▶ **Exercise**: Reproduce the records that follow exactly; any picture among them stays out.

(Dataset rows for apps and sites)
[Start of Attachment]

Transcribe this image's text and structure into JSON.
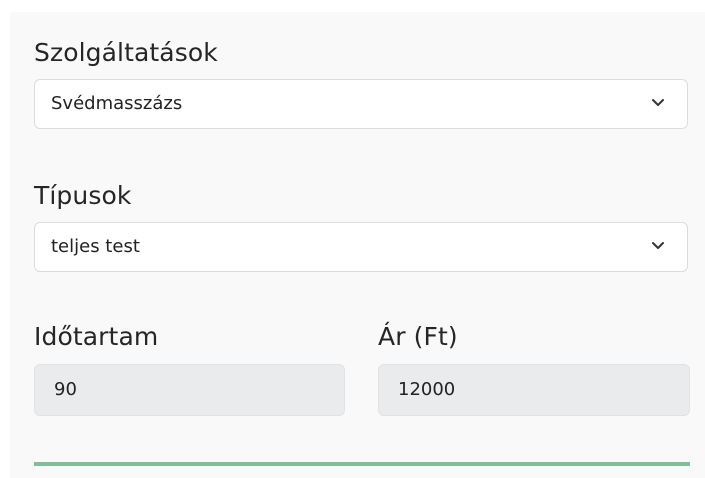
{
  "services": {
    "label": "Szolgáltatások",
    "selected": "Svédmasszázs"
  },
  "types": {
    "label": "Típusok",
    "selected": "teljes test"
  },
  "duration": {
    "label": "Időtartam",
    "value": "90"
  },
  "price": {
    "label": "Ár (Ft)",
    "value": "12000"
  },
  "icons": {
    "dropdown": "chevron-down-icon"
  },
  "colors": {
    "divider": "#7fbf9a"
  }
}
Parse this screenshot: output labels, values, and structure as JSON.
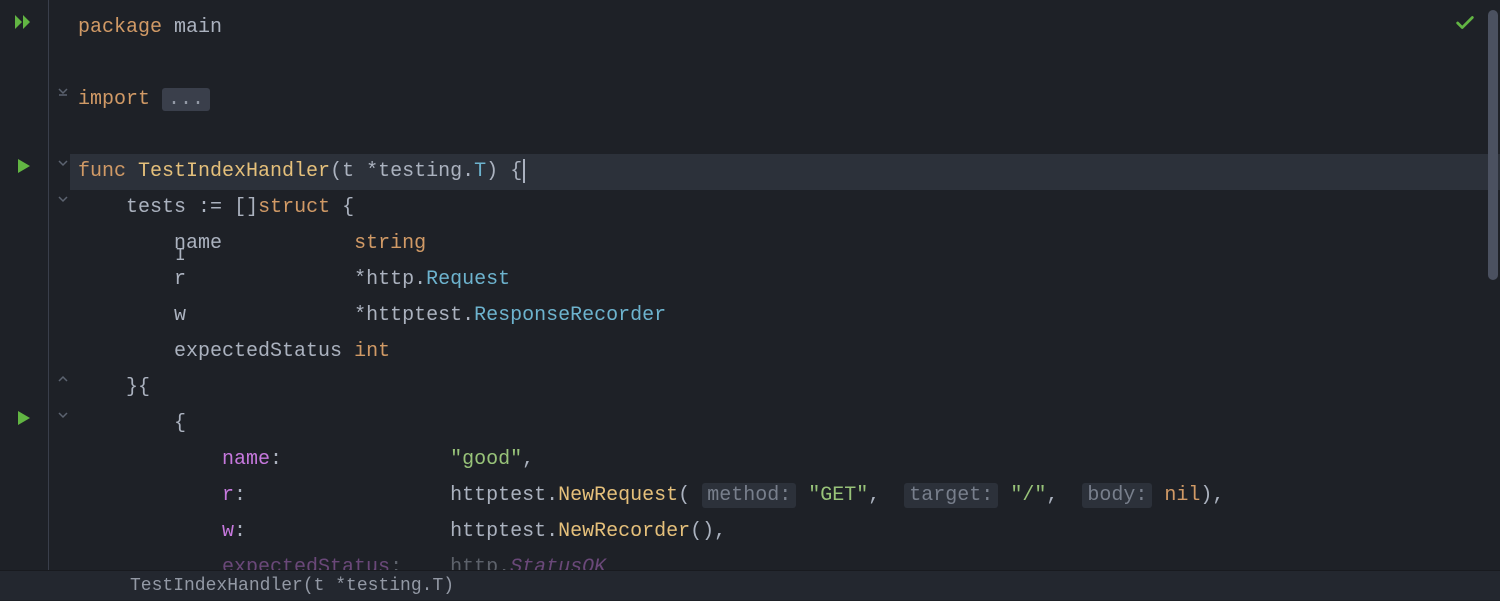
{
  "breadcrumb": "TestIndexHandler(t *testing.T)",
  "code": {
    "line1": {
      "kw": "package",
      "ident": "main"
    },
    "line3": {
      "kw": "import",
      "fold": "..."
    },
    "line5": {
      "kw": "func",
      "fname": "TestIndexHandler",
      "paren_open": "(",
      "param": "t",
      "star": "*",
      "pkg": "testing",
      "dot": ".",
      "type": "T",
      "paren_close": ")",
      "brace": "{"
    },
    "line6": {
      "ident": "tests",
      "op": ":=",
      "bracket": "[]",
      "kw": "struct",
      "brace": "{"
    },
    "line7": {
      "field": "name",
      "type": "string"
    },
    "line8": {
      "field": "r",
      "star": "*",
      "pkg": "http",
      "dot": ".",
      "type": "Request"
    },
    "line9": {
      "field": "w",
      "star": "*",
      "pkg": "httptest",
      "dot": ".",
      "type": "ResponseRecorder"
    },
    "line10": {
      "field": "expectedStatus",
      "type": "int"
    },
    "line11": {
      "close": "}{"
    },
    "line12": {
      "brace": "{"
    },
    "line13": {
      "field": "name",
      "colon": ":",
      "val": "\"good\"",
      "comma": ","
    },
    "line14": {
      "field": "r",
      "colon": ":",
      "pkg": "httptest",
      "dot": ".",
      "method": "NewRequest",
      "p_open": "(",
      "hint1": "method:",
      "arg1": "\"GET\"",
      "c1": ",",
      "hint2": "target:",
      "arg2": "\"/\"",
      "c2": ",",
      "hint3": "body:",
      "arg3": "nil",
      "p_close": "),",
      "end": ""
    },
    "line15": {
      "field": "w",
      "colon": ":",
      "pkg": "httptest",
      "dot": ".",
      "method": "NewRecorder",
      "parens": "(),"
    },
    "line16": {
      "field": "expectedStatus",
      "colon": ":",
      "pkg": "http",
      "dot": ".",
      "const": "StatusOK"
    }
  }
}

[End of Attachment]

▶ **Written answer**:
Transcribe this image's text and structure into JSON.
{
  "services": {
    "label": "Szolgáltatások",
    "selected": "Svédmasszázs"
  },
  "types": {
    "label": "Típusok",
    "selected": "teljes test"
  },
  "duration": {
    "label": "Időtartam",
    "value": "90"
  },
  "price": {
    "label": "Ár (Ft)",
    "value": "12000"
  },
  "icons": {
    "dropdown": "chevron-down-icon"
  },
  "colors": {
    "divider": "#7fbf9a"
  }
}
Parse this screenshot: output labels, values, and structure as JSON.
{
  "breadcrumb": "TestIndexHandler(t *testing.T)",
  "code": {
    "line1": {
      "kw": "package",
      "ident": "main"
    },
    "line3": {
      "kw": "import",
      "fold": "..."
    },
    "line5": {
      "kw": "func",
      "fname": "TestIndexHandler",
      "paren_open": "(",
      "param": "t",
      "star": "*",
      "pkg": "testing",
      "dot": ".",
      "type": "T",
      "paren_close": ")",
      "brace": "{"
    },
    "line6": {
      "ident": "tests",
      "op": ":=",
      "bracket": "[]",
      "kw": "struct",
      "brace": "{"
    },
    "line7": {
      "field": "name",
      "type": "string"
    },
    "line8": {
      "field": "r",
      "star": "*",
      "pkg": "http",
      "dot": ".",
      "type": "Request"
    },
    "line9": {
      "field": "w",
      "star": "*",
      "pkg": "httptest",
      "dot": ".",
      "type": "ResponseRecorder"
    },
    "line10": {
      "field": "expectedStatus",
      "type": "int"
    },
    "line11": {
      "close": "}{"
    },
    "line12": {
      "brace": "{"
    },
    "line13": {
      "field": "name",
      "colon": ":",
      "val": "\"good\"",
      "comma": ","
    },
    "line14": {
      "field": "r",
      "colon": ":",
      "pkg": "httptest",
      "dot": ".",
      "method": "NewRequest",
      "p_open": "(",
      "hint1": "method:",
      "arg1": "\"GET\"",
      "c1": ",",
      "hint2": "target:",
      "arg2": "\"/\"",
      "c2": ",",
      "hint3": "body:",
      "arg3": "nil",
      "p_close": "),",
      "end": ""
    },
    "line15": {
      "field": "w",
      "colon": ":",
      "pkg": "httptest",
      "dot": ".",
      "method": "NewRecorder",
      "parens": "(),"
    },
    "line16": {
      "field": "expectedStatus",
      "colon": ":",
      "pkg": "http",
      "dot": ".",
      "const": "StatusOK"
    }
  }
}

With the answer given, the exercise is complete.